=== MATERIAL PROVIDED ===
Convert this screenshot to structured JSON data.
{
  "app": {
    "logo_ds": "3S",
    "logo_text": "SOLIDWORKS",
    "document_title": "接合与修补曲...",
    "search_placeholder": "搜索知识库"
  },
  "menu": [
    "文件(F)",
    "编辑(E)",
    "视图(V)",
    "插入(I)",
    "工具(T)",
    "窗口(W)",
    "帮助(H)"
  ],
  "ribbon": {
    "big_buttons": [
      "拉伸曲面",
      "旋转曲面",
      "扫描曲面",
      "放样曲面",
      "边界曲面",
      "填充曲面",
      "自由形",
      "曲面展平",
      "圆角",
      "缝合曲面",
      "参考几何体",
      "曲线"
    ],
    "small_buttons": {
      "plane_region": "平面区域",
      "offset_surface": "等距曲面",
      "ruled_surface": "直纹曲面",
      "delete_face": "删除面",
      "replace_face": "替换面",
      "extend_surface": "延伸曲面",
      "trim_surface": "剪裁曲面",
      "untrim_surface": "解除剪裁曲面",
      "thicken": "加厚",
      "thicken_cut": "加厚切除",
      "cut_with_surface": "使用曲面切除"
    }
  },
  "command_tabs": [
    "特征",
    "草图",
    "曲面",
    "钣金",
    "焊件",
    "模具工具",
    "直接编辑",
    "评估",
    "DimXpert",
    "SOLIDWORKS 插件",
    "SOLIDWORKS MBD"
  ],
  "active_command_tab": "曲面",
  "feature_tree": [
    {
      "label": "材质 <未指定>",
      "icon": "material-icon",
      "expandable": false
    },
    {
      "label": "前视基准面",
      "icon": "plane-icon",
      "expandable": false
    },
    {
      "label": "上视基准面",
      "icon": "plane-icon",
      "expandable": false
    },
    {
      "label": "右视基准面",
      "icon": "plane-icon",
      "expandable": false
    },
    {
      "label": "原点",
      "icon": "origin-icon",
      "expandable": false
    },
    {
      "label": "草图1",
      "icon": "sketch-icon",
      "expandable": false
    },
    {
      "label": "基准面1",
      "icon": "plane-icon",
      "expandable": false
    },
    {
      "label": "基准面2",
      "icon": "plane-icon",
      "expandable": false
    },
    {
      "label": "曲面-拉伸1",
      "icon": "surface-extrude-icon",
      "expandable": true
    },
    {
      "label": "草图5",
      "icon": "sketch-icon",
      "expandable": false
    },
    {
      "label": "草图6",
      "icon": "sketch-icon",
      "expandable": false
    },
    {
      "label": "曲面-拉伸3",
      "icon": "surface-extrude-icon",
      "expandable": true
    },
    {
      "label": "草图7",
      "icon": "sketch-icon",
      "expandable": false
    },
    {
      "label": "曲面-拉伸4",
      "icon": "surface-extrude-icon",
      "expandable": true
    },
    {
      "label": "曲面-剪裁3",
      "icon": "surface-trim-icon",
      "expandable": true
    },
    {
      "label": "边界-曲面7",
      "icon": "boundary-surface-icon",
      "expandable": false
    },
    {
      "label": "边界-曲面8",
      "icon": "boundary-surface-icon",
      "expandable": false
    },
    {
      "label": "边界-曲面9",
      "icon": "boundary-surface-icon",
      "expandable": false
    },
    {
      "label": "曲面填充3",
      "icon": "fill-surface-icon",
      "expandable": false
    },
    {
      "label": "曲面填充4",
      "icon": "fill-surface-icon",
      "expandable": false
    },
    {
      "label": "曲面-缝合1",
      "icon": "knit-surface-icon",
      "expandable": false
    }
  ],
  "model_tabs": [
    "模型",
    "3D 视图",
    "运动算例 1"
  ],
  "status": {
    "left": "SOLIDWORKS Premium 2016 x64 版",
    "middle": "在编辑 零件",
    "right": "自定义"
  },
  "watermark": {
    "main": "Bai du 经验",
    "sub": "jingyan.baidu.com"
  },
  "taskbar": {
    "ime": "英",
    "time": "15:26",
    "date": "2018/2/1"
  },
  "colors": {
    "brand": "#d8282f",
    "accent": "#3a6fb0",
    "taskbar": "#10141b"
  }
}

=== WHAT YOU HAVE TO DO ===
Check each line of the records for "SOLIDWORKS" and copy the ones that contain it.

=== OUTPUT OF THE TASK ===
    "logo_text": "SOLIDWORKS",
    "SOLIDWORKS 插件",
    "SOLIDWORKS MBD"
    "left": "SOLIDWORKS Premium 2016 x64 版",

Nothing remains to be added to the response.